Many of Tucson’s most well known midcentury builders and architects used burnt adobe in their home designs. Josias Joesler, one of Tucson’s most popular architects, was partial to using mortar washed burnt adobe. Juan Worner Baz, who was Joesler’s successor after his untimely death, also used the warm texture of burnt adobe in some of his work. Bennie Gonzales designed a noteworthy townhome community in Tucson that utilized white painted burnt adobe blocks. Tom Gist one of Tucson’s most celebrated modernist builders, used burnt adobe almost exclusively. Windsor Park, a midcentury modern community developed by J. Herbert Oxman and designed by architect David Swanson used burnt adobe in many of their homes. The Lusk Corporation used burnt adobe in most of their midcentury communities in Tucson, Indian Ridge is one of Lusk’s most celebrated Tucson neighborhoods. Countless other midcentury architects and builders also used the popular regional material.
Pros and Cons of Burnt Adobe
- Warm, rustic aesthetic look of burnt adobe is appealing to many
- Thicker mass allows for less heat transfer than some other types of older materials like red brick
- More fire resistant than some other types of construction
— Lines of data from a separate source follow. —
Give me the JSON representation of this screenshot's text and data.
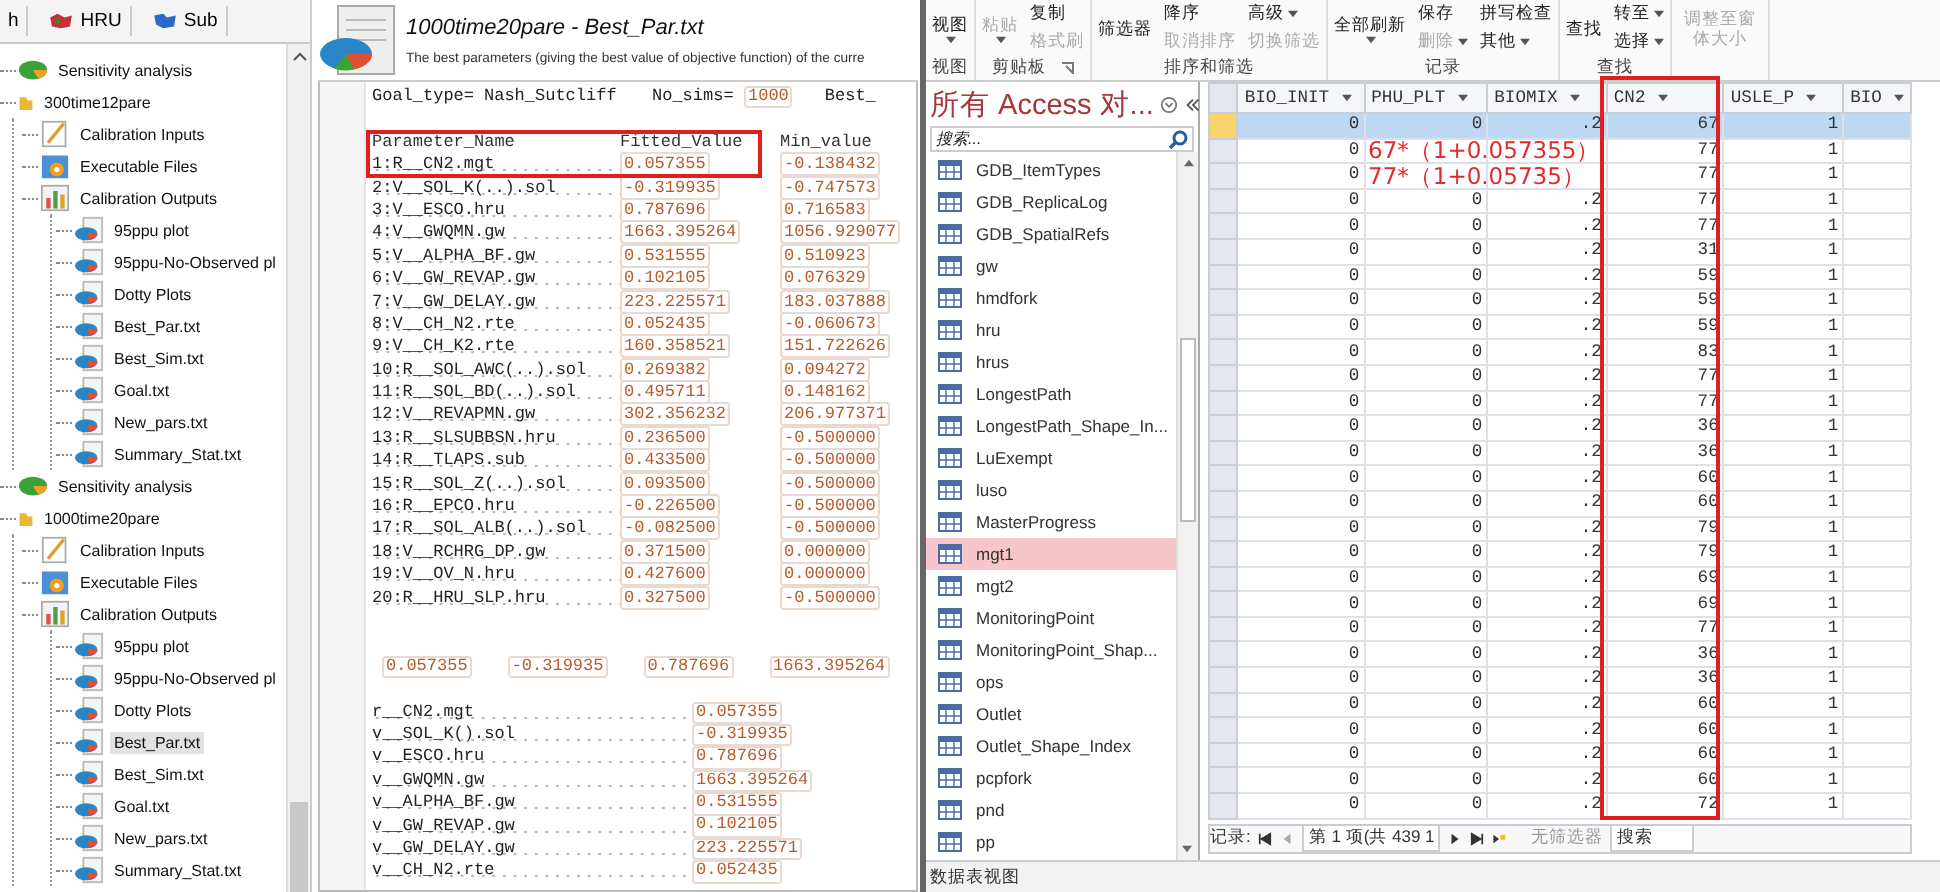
{
  "tree_tabs": [
    {
      "label": "h",
      "kind": "plain"
    },
    {
      "label": "HRU",
      "kind": "hru"
    },
    {
      "label": "Sub",
      "kind": "sub"
    }
  ],
  "tree": [
    {
      "label": "Sensitivity analysis",
      "kind": "analysis",
      "selected": false
    },
    {
      "label": "300time12pare",
      "kind": "folder",
      "selected": false,
      "children": [
        {
          "label": "Calibration Inputs",
          "kind": "inputs",
          "selected": false
        },
        {
          "label": "Executable Files",
          "kind": "exe",
          "selected": false
        },
        {
          "label": "Calibration Outputs",
          "kind": "outputs",
          "selected": false,
          "children": [
            {
              "label": "95ppu plot",
              "kind": "file",
              "selected": false
            },
            {
              "label": "95ppu-No-Observed pl",
              "kind": "file",
              "selected": false
            },
            {
              "label": "Dotty Plots",
              "kind": "file",
              "selected": false
            },
            {
              "label": "Best_Par.txt",
              "kind": "file",
              "selected": false
            },
            {
              "label": "Best_Sim.txt",
              "kind": "file",
              "selected": false
            },
            {
              "label": "Goal.txt",
              "kind": "file",
              "selected": false
            },
            {
              "label": "New_pars.txt",
              "kind": "file",
              "selected": false
            },
            {
              "label": "Summary_Stat.txt",
              "kind": "file",
              "selected": false
            }
          ]
        }
      ]
    },
    {
      "label": "Sensitivity analysis",
      "kind": "analysis",
      "selected": false
    },
    {
      "label": "1000time20pare",
      "kind": "folder",
      "selected": false,
      "children": [
        {
          "label": "Calibration Inputs",
          "kind": "inputs",
          "selected": false
        },
        {
          "label": "Executable Files",
          "kind": "exe",
          "selected": false
        },
        {
          "label": "Calibration Outputs",
          "kind": "outputs",
          "selected": false,
          "children": [
            {
              "label": "95ppu plot",
              "kind": "file",
              "selected": false
            },
            {
              "label": "95ppu-No-Observed pl",
              "kind": "file",
              "selected": false
            },
            {
              "label": "Dotty Plots",
              "kind": "file",
              "selected": false
            },
            {
              "label": "Best_Par.txt",
              "kind": "file",
              "selected": true
            },
            {
              "label": "Best_Sim.txt",
              "kind": "file",
              "selected": false
            },
            {
              "label": "Goal.txt",
              "kind": "file",
              "selected": false
            },
            {
              "label": "New_pars.txt",
              "kind": "file",
              "selected": false
            },
            {
              "label": "Summary_Stat.txt",
              "kind": "file",
              "selected": false
            }
          ]
        }
      ]
    }
  ],
  "document": {
    "title": "1000time20pare - Best_Par.txt",
    "description": "The best parameters (giving the best value of objective function) of the curre",
    "goal_line": [
      "Goal_type=",
      "Nash_Sutcliff",
      "No_sims=",
      "1000",
      "Best_"
    ],
    "columns": [
      "Parameter_Name",
      "Fitted_Value",
      "Min_value"
    ],
    "rows": [
      {
        "name": "1:R__CN2.mgt",
        "fitted": "0.057355",
        "min": "-0.138432"
      },
      {
        "name": "2:V__SOL_K(..).sol",
        "fitted": "-0.319935",
        "min": "-0.747573"
      },
      {
        "name": "3:V__ESCO.hru",
        "fitted": "0.787696",
        "min": "0.716583"
      },
      {
        "name": "4:V__GWQMN.gw",
        "fitted": "1663.395264",
        "min": "1056.929077"
      },
      {
        "name": "5:V__ALPHA_BF.gw",
        "fitted": "0.531555",
        "min": "0.510923"
      },
      {
        "name": "6:V__GW_REVAP.gw",
        "fitted": "0.102105",
        "min": "0.076329"
      },
      {
        "name": "7:V__GW_DELAY.gw",
        "fitted": "223.225571",
        "min": "183.037888"
      },
      {
        "name": "8:V__CH_N2.rte",
        "fitted": "0.052435",
        "min": "-0.060673"
      },
      {
        "name": "9:V__CH_K2.rte",
        "fitted": "160.358521",
        "min": "151.722626"
      },
      {
        "name": "10:R__SOL_AWC(..).sol",
        "fitted": "0.269382",
        "min": "0.094272"
      },
      {
        "name": "11:R__SOL_BD(..).sol",
        "fitted": "0.495711",
        "min": "0.148162"
      },
      {
        "name": "12:V__REVAPMN.gw",
        "fitted": "302.356232",
        "min": "206.977371"
      },
      {
        "name": "13:R__SLSUBBSN.hru",
        "fitted": "0.236500",
        "min": "-0.500000"
      },
      {
        "name": "14:R__TLAPS.sub",
        "fitted": "0.433500",
        "min": "-0.500000"
      },
      {
        "name": "15:R__SOL_Z(..).sol",
        "fitted": "0.093500",
        "min": "-0.500000"
      },
      {
        "name": "16:R__EPCO.hru",
        "fitted": "-0.226500",
        "min": "-0.500000"
      },
      {
        "name": "17:R__SOL_ALB(..).sol",
        "fitted": "-0.082500",
        "min": "-0.500000"
      },
      {
        "name": "18:V__RCHRG_DP.gw",
        "fitted": "0.371500",
        "min": "0.000000"
      },
      {
        "name": "19:V__OV_N.hru",
        "fitted": "0.427600",
        "min": "0.000000"
      },
      {
        "name": "20:R__HRU_SLP.hru",
        "fitted": "0.327500",
        "min": "-0.500000"
      }
    ],
    "values_line": [
      "0.057355",
      "-0.319935",
      "0.787696",
      "1663.395264"
    ],
    "summary": [
      {
        "name": "r__CN2.mgt",
        "value": "0.057355"
      },
      {
        "name": "v__SOL_K().sol",
        "value": "-0.319935"
      },
      {
        "name": "v__ESCO.hru",
        "value": "0.787696"
      },
      {
        "name": "v__GWQMN.gw",
        "value": "1663.395264"
      },
      {
        "name": "v__ALPHA_BF.gw",
        "value": "0.531555"
      },
      {
        "name": "v__GW_REVAP.gw",
        "value": "0.102105"
      },
      {
        "name": "v__GW_DELAY.gw",
        "value": "223.225571"
      },
      {
        "name": "v__CH_N2.rte",
        "value": "0.052435"
      }
    ]
  },
  "ribbon": [
    {
      "label": "视图",
      "buttons": [
        {
          "label": "视图",
          "kind": "large",
          "disabled": false,
          "caret": true
        }
      ]
    },
    {
      "label": "剪贴板",
      "launcher": true,
      "buttons": [
        {
          "label": "粘贴",
          "kind": "large",
          "disabled": true,
          "caret": true
        },
        {
          "label": "复制",
          "kind": "small",
          "disabled": false,
          "caret": false
        },
        {
          "label": "格式刷",
          "kind": "small",
          "disabled": true,
          "caret": false
        }
      ]
    },
    {
      "label": "排序和筛选",
      "buttons": [
        {
          "label": "筛选器",
          "kind": "large",
          "disabled": false,
          "caret": false
        },
        {
          "label": "降序",
          "kind": "small",
          "disabled": false,
          "caret": false
        },
        {
          "label": "取消排序",
          "kind": "small",
          "disabled": true,
          "caret": false
        },
        {
          "label": "高级",
          "kind": "small",
          "disabled": false,
          "caret": true
        },
        {
          "label": "切换筛选",
          "kind": "small",
          "disabled": true,
          "caret": false
        }
      ]
    },
    {
      "label": "记录",
      "buttons": [
        {
          "label": "全部刷新",
          "kind": "large",
          "disabled": false,
          "caret": true
        },
        {
          "label": "保存",
          "kind": "small",
          "disabled": false,
          "caret": false
        },
        {
          "label": "删除",
          "kind": "small",
          "disabled": true,
          "caret": true
        },
        {
          "label": "拼写检查",
          "kind": "small",
          "disabled": false,
          "caret": false
        },
        {
          "label": "其他",
          "kind": "small",
          "disabled": false,
          "caret": true
        }
      ]
    },
    {
      "label": "查找",
      "buttons": [
        {
          "label": "查找",
          "kind": "large",
          "disabled": false,
          "caret": false
        },
        {
          "label": "转至",
          "kind": "small",
          "disabled": false,
          "caret": true
        },
        {
          "label": "选择",
          "kind": "small",
          "disabled": false,
          "caret": true
        }
      ]
    },
    {
      "buttons": [
        {
          "label": "调整至窗体大小",
          "kind": "large",
          "disabled": true,
          "caret": false
        }
      ]
    }
  ],
  "navigation": {
    "title": "所有 Access 对...",
    "search": {
      "placeholder": "搜索..."
    },
    "items": [
      {
        "label": "GDB_ItemTypes",
        "selected": false
      },
      {
        "label": "GDB_ReplicaLog",
        "selected": false
      },
      {
        "label": "GDB_SpatialRefs",
        "selected": false
      },
      {
        "label": "gw",
        "selected": false
      },
      {
        "label": "hmdfork",
        "selected": false
      },
      {
        "label": "hru",
        "selected": false
      },
      {
        "label": "hrus",
        "selected": false
      },
      {
        "label": "LongestPath",
        "selected": false
      },
      {
        "label": "LongestPath_Shape_In...",
        "selected": false
      },
      {
        "label": "LuExempt",
        "selected": false
      },
      {
        "label": "luso",
        "selected": false
      },
      {
        "label": "MasterProgress",
        "selected": false
      },
      {
        "label": "mgt1",
        "selected": true
      },
      {
        "label": "mgt2",
        "selected": false
      },
      {
        "label": "MonitoringPoint",
        "selected": false
      },
      {
        "label": "MonitoringPoint_Shap...",
        "selected": false
      },
      {
        "label": "ops",
        "selected": false
      },
      {
        "label": "Outlet",
        "selected": false
      },
      {
        "label": "Outlet_Shape_Index",
        "selected": false
      },
      {
        "label": "pcpfork",
        "selected": false
      },
      {
        "label": "pnd",
        "selected": false
      },
      {
        "label": "pp",
        "selected": false
      }
    ]
  },
  "table": {
    "columns": [
      "BIO_INIT",
      "PHU_PLT",
      "BIOMIX",
      "CN2",
      "USLE_P",
      "BIO"
    ],
    "rows": [
      {
        "cells": [
          "0",
          "0",
          ".2",
          "67",
          "1"
        ],
        "selected": true
      },
      {
        "cells": [
          "0",
          null,
          null,
          "77",
          "1"
        ],
        "selected": false
      },
      {
        "cells": [
          "0",
          null,
          null,
          "77",
          "1"
        ],
        "selected": false
      },
      {
        "cells": [
          "0",
          "0",
          ".2",
          "77",
          "1"
        ],
        "selected": false
      },
      {
        "cells": [
          "0",
          "0",
          ".2",
          "77",
          "1"
        ],
        "selected": false
      },
      {
        "cells": [
          "0",
          "0",
          ".2",
          "31",
          "1"
        ],
        "selected": false
      },
      {
        "cells": [
          "0",
          "0",
          ".2",
          "59",
          "1"
        ],
        "selected": false
      },
      {
        "cells": [
          "0",
          "0",
          ".2",
          "59",
          "1"
        ],
        "selected": false
      },
      {
        "cells": [
          "0",
          "0",
          ".2",
          "59",
          "1"
        ],
        "selected": false
      },
      {
        "cells": [
          "0",
          "0",
          ".2",
          "83",
          "1"
        ],
        "selected": false
      },
      {
        "cells": [
          "0",
          "0",
          ".2",
          "77",
          "1"
        ],
        "selected": false
      },
      {
        "cells": [
          "0",
          "0",
          ".2",
          "77",
          "1"
        ],
        "selected": false
      },
      {
        "cells": [
          "0",
          "0",
          ".2",
          "36",
          "1"
        ],
        "selected": false
      },
      {
        "cells": [
          "0",
          "0",
          ".2",
          "36",
          "1"
        ],
        "selected": false
      },
      {
        "cells": [
          "0",
          "0",
          ".2",
          "60",
          "1"
        ],
        "selected": false
      },
      {
        "cells": [
          "0",
          "0",
          ".2",
          "60",
          "1"
        ],
        "selected": false
      },
      {
        "cells": [
          "0",
          "0",
          ".2",
          "79",
          "1"
        ],
        "selected": false
      },
      {
        "cells": [
          "0",
          "0",
          ".2",
          "79",
          "1"
        ],
        "selected": false
      },
      {
        "cells": [
          "0",
          "0",
          ".2",
          "69",
          "1"
        ],
        "selected": false
      },
      {
        "cells": [
          "0",
          "0",
          ".2",
          "69",
          "1"
        ],
        "selected": false
      },
      {
        "cells": [
          "0",
          "0",
          ".2",
          "77",
          "1"
        ],
        "selected": false
      },
      {
        "cells": [
          "0",
          "0",
          ".2",
          "36",
          "1"
        ],
        "selected": false
      },
      {
        "cells": [
          "0",
          "0",
          ".2",
          "36",
          "1"
        ],
        "selected": false
      },
      {
        "cells": [
          "0",
          "0",
          ".2",
          "60",
          "1"
        ],
        "selected": false
      },
      {
        "cells": [
          "0",
          "0",
          ".2",
          "60",
          "1"
        ],
        "selected": false
      },
      {
        "cells": [
          "0",
          "0",
          ".2",
          "60",
          "1"
        ],
        "selected": false
      },
      {
        "cells": [
          "0",
          "0",
          ".2",
          "60",
          "1"
        ],
        "selected": false
      },
      {
        "cells": [
          "0",
          "0",
          ".2",
          "72",
          "1"
        ],
        "selected": false
      }
    ],
    "record_bar": {
      "label": "记录:",
      "position": "第 1 项(共 439 1",
      "filter": "无筛选器",
      "search": "搜索"
    }
  },
  "annotations": [
    "67*（1+0.057355）",
    "77*（1+0.05735）"
  ],
  "status_bar": "数据表视图"
}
- Natural elements such as rain or water can erode adobe easily
- Maintaining burnt adobe with a special sealer is needed periodically